Accounting fraud is a type of white collar crime wherein a company falsifies information that is recorded in their company accounting books. The false information is then used for a variety of purposes resulting in profits or other financial gains for the company.
For example, a company may inflate the worth of their profits or assets when in fact they are actually experiencing financial losses. This fraudulent information is then used to attract investors who might purchase some of the company’s stocks.
Accounting fraud can cover a single isolated instance of misrepresentation, or it could involve a lengthy, complicated operation. Accounting fraud is a major problem affecting both small and large companies. Such actions are punishable under state and federal laws. Liability for accounting fraud is usually traceable to the company’s accountant, although other persons could be found guilty as well (such as a supervisor or executive).
What are some Examples of Accounting Fraud?
Fraudulent information can be manipulated in numerous ways within the company’s books. Accounting fraud is often called “cooking the books” or “financial reporting fraud”. Again, the main intent is to create chances for company profits. Some common examples of accounting fraud include such methods as:
·Over-inflating income and revenue figures
·Overstating the value of company assets
·Hiding or concealing assets so as not to pay taxes
·Understating expenses or losses
·Understating company liabilities
·Falsely stating information regarding business transactions
A particularly common form of accounting fraud involves sales reports. Oftentimes the crime is committed by reporting completed sales when in fact they are still in progress or the deal is not complete yet. This is done in order to boost the sales figures for a particular report, such as an annual or quarterly statement.
Other types of accounting fraud include not reporting gifts or bonuses to executives, or purposely failing to record vacation time and other benefits.
What are the Legal Consequences of Accounting Fraud?
Accountants must follow accounting rules that are stated in the Generally Accepted Accounting Principles (GAAP). Failure to operate according to GAAP may result in sanctions for the accountant as well as liability in a civil lawsuit. Usually, it must be proven that the accountant has violated GAAP standards before an accounting malpractice lawsuit can be filed.
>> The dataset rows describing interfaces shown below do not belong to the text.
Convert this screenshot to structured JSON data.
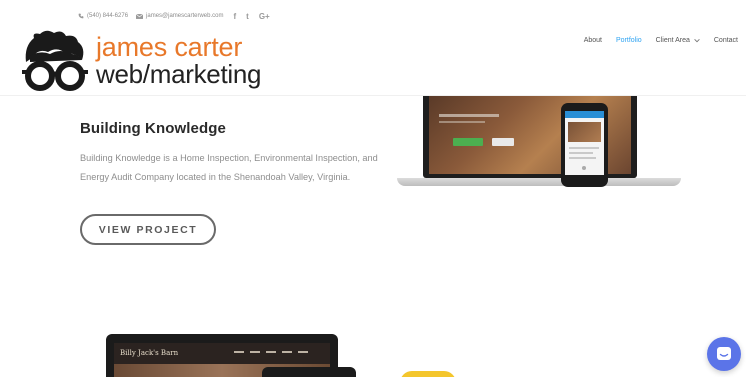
{
  "topbar": {
    "phone": "(540) 844-6276",
    "email": "james@jamescarterweb.com",
    "social": [
      "f",
      "t",
      "G+"
    ]
  },
  "brand": {
    "line1": "james carter",
    "line2": "web/marketing"
  },
  "nav": {
    "items": [
      "About",
      "Portfolio",
      "Client Area",
      "Contact"
    ],
    "active": "Portfolio"
  },
  "project": {
    "title": "Building Knowledge",
    "description": "Building Knowledge is a Home Inspection, Environmental Inspection, and Energy Audit Company located in the Shenandoah Valley, Virginia.",
    "button_label": "VIEW PROJECT"
  },
  "mockup2": {
    "site_name": "Billy Jack's Barn"
  },
  "colors": {
    "accent": "#e8782a",
    "nav_active": "#2ea3f2",
    "chat": "#5b74e8"
  },
  "icons": {
    "phone": "phone-icon",
    "email": "envelope-icon",
    "chat": "chat-icon",
    "dropdown": "chevron-down-icon"
  }
}
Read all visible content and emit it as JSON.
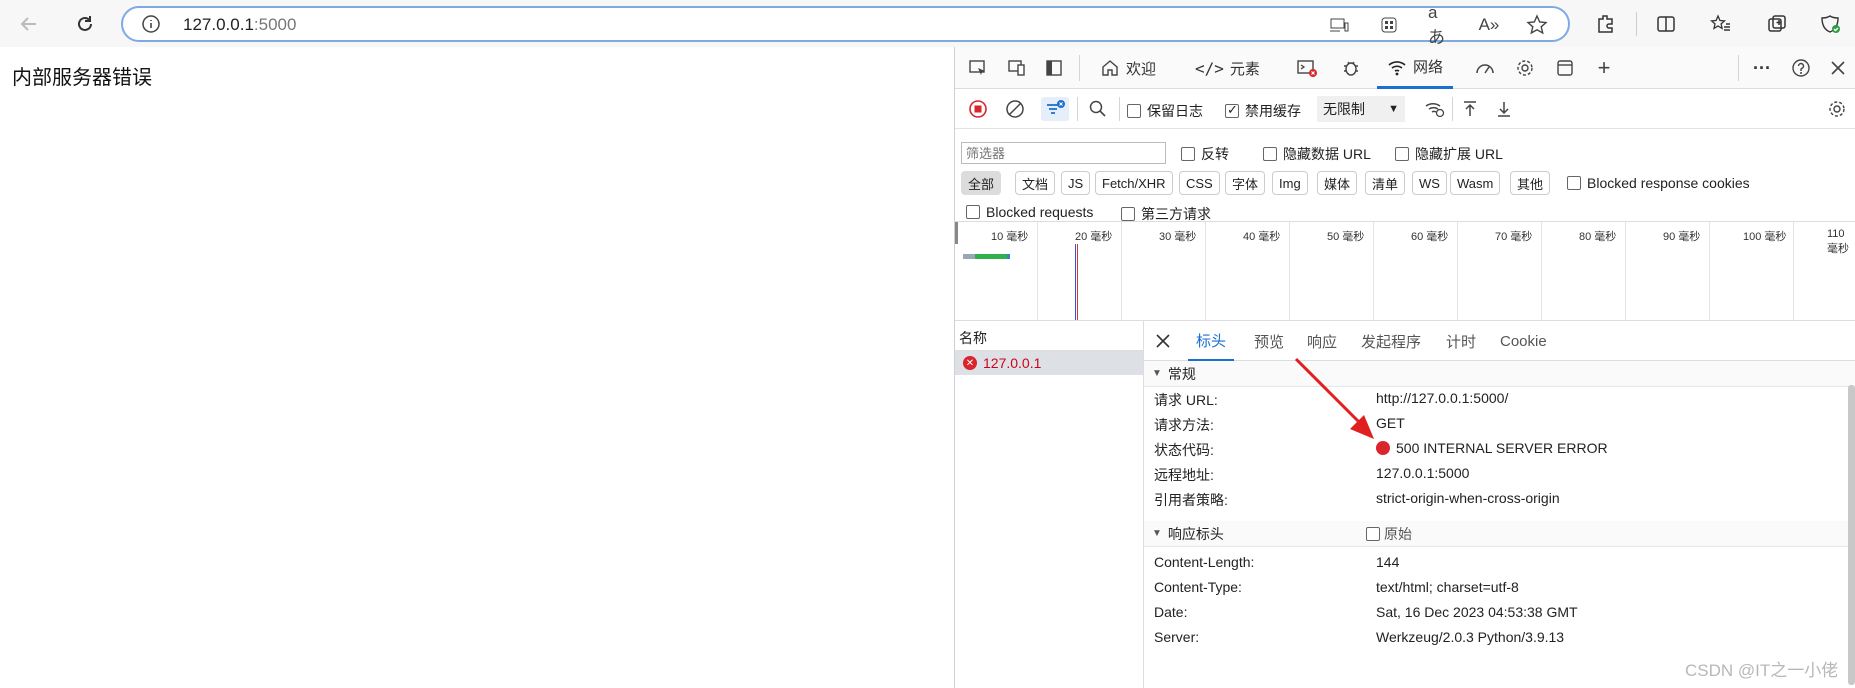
{
  "browser": {
    "url_host": "127.0.0.1",
    "url_port": ":5000"
  },
  "page": {
    "content_text": "内部服务器错误"
  },
  "devtools": {
    "tabs": [
      {
        "label": "欢迎",
        "icon": "home-icon"
      },
      {
        "label": "元素",
        "icon": "code-icon"
      },
      {
        "label": "网络",
        "icon": "wifi-icon",
        "active": true
      }
    ],
    "toolbar": {
      "preserve_log": "保留日志",
      "disable_cache": "禁用缓存",
      "throttle": "无限制"
    },
    "filter": {
      "placeholder": "筛选器",
      "invert": "反转",
      "hide_data_url": "隐藏数据 URL",
      "hide_ext_url": "隐藏扩展 URL",
      "types": [
        "全部",
        "文档",
        "JS",
        "Fetch/XHR",
        "CSS",
        "字体",
        "Img",
        "媒体",
        "清单",
        "WS",
        "Wasm",
        "其他"
      ],
      "blocked_cookies": "Blocked response cookies",
      "blocked_requests": "Blocked requests",
      "third_party": "第三方请求"
    },
    "timeline_ticks": [
      "10 毫秒",
      "20 毫秒",
      "30 毫秒",
      "40 毫秒",
      "50 毫秒",
      "60 毫秒",
      "70 毫秒",
      "80 毫秒",
      "90 毫秒",
      "100 毫秒",
      "110 毫秒"
    ],
    "name_col": {
      "header": "名称",
      "request": "127.0.0.1"
    },
    "detail_tabs": [
      "标头",
      "预览",
      "响应",
      "发起程序",
      "计时",
      "Cookie"
    ],
    "general": {
      "title": "常规",
      "rows": [
        {
          "k": "请求 URL:",
          "v": "http://127.0.0.1:5000/"
        },
        {
          "k": "请求方法:",
          "v": "GET"
        },
        {
          "k": "状态代码:",
          "v": "500 INTERNAL SERVER ERROR"
        },
        {
          "k": "远程地址:",
          "v": "127.0.0.1:5000"
        },
        {
          "k": "引用者策略:",
          "v": "strict-origin-when-cross-origin"
        }
      ]
    },
    "response_headers": {
      "title": "响应标头",
      "raw": "原始",
      "rows": [
        {
          "k": "Content-Length:",
          "v": "144"
        },
        {
          "k": "Content-Type:",
          "v": "text/html; charset=utf-8"
        },
        {
          "k": "Date:",
          "v": "Sat, 16 Dec 2023 04:53:38 GMT"
        },
        {
          "k": "Server:",
          "v": "Werkzeug/2.0.3 Python/3.9.13"
        }
      ]
    }
  },
  "watermark": "CSDN @IT之一小佬",
  "colors": {
    "accent": "#1a6fd0",
    "error": "#d9262c",
    "arrow": "#e02020"
  }
}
A company accountant can also be liable if they falsify information regarding securities such as company stocks and bonds. Securities violations are usually punishable under federal laws and some of them are classified as felonies.
If the accountant or the company is found guilty of accounting fraud, penalties can include monetary fines and jail or prison time. As the seriousness of the violations increase, the fines and jail sentences will also become more severe. Repeated violations can also result in heavier consequences.
How can Accounting Fraud be prevented?
There is always going to be a risk that accounting fraud will occur. However, the chances of fraud occurring can be greatly reduced by properly supervising all stages of reporting. All transactions should be reviewed and properly documented. Accountability will increase if the documents and books are reviewed by several people rather than only one person.
Company policies should inform employees of the consequences involved in accounting fraud. The policies also need to provide mechanisms for reporting accounting fraud within the company. Any abnormalities in the records or suspicious behavior by employees may be signs that accounting fraud is happening.
Do I need a Lawyer for an Accounting Fraud claim?
If you suspect that accounting fraud is happening in your company, you have every right to report it to your supervisors and to legal authorities. You should contact a lawyer who can help you prepare a report that might be used in case a lawsuit arises. If you have experienced losses due to the fraud, you may be able to recover damages in a court of law.